AVAILABLE DATA -
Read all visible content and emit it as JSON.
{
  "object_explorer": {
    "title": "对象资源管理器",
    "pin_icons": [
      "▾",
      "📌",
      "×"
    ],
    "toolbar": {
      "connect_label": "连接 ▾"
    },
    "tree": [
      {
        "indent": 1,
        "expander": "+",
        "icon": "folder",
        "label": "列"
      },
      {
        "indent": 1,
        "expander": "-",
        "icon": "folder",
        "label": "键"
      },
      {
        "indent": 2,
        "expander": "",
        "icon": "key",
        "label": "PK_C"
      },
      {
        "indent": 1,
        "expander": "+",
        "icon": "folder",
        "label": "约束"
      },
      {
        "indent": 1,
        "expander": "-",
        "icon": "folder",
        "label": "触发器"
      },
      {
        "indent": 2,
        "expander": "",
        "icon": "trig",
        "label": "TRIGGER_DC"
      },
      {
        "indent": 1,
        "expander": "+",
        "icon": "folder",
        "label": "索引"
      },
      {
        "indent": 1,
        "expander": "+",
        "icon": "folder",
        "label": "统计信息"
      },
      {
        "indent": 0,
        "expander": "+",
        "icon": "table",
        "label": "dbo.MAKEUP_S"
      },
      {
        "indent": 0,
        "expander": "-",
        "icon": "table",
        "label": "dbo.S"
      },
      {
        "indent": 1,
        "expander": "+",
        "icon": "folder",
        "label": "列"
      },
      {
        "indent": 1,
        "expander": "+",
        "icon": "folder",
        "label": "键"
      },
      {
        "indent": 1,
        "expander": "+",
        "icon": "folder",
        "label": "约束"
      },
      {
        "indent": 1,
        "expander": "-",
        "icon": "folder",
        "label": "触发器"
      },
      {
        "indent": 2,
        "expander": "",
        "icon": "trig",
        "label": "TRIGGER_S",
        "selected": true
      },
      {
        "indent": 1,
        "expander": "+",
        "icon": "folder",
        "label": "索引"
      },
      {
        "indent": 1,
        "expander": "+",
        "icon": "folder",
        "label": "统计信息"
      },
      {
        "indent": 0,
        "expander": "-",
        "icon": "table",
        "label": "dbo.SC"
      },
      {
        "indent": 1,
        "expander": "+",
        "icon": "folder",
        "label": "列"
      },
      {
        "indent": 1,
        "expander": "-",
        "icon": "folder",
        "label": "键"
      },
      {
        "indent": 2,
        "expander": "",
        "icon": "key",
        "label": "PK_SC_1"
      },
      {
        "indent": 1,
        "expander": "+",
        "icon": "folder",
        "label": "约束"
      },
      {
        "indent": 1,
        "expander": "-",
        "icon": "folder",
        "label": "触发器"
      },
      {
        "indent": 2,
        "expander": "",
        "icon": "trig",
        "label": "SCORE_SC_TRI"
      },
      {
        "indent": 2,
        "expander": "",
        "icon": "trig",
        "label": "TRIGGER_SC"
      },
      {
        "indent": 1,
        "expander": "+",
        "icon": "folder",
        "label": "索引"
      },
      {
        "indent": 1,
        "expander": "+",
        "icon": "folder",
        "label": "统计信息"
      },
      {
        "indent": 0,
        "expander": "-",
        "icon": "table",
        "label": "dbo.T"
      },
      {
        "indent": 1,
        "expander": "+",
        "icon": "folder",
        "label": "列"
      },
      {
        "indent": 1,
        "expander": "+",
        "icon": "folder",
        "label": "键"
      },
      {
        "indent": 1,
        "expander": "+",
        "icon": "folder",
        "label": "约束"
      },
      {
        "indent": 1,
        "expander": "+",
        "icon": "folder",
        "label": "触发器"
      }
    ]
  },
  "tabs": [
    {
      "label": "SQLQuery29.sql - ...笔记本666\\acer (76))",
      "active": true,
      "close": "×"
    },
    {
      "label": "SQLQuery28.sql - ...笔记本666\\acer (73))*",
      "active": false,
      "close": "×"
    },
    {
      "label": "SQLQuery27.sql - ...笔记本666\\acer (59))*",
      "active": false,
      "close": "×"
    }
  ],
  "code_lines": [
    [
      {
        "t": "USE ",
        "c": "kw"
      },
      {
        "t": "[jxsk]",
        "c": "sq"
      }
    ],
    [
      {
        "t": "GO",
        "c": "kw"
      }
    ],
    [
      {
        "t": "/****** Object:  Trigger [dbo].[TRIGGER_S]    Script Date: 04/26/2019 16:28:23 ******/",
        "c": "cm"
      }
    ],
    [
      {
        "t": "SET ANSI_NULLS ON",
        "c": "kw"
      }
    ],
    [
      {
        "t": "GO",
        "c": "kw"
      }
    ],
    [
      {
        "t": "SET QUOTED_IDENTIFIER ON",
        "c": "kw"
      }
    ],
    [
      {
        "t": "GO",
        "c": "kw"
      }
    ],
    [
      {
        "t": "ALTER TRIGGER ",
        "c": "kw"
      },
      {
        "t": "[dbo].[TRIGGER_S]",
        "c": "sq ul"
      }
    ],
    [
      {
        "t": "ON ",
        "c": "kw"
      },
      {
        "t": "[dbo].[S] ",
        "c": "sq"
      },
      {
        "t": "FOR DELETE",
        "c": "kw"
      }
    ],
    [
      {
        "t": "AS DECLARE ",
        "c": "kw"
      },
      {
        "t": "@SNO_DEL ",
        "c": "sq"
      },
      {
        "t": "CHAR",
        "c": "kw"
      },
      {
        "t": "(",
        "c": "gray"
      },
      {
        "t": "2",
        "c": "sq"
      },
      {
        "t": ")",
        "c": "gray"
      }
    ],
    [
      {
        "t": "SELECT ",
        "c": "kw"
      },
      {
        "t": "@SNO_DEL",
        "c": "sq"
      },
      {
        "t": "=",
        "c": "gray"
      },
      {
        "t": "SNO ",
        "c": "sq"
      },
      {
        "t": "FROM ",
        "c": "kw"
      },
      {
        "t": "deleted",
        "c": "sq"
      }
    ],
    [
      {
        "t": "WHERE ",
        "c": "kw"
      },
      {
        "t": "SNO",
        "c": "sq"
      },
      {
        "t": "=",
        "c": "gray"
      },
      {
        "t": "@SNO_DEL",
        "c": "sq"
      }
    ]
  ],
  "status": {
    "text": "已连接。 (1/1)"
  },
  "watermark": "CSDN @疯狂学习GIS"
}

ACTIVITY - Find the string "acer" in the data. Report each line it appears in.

SOLUTION -
      "label": "SQLQuery29.sql - ...笔记本666\\acer (76))",
      "label": "SQLQuery28.sql - ...笔记本666\\acer (73))*",
      "label": "SQLQuery27.sql - ...笔记本666\\acer (59))*",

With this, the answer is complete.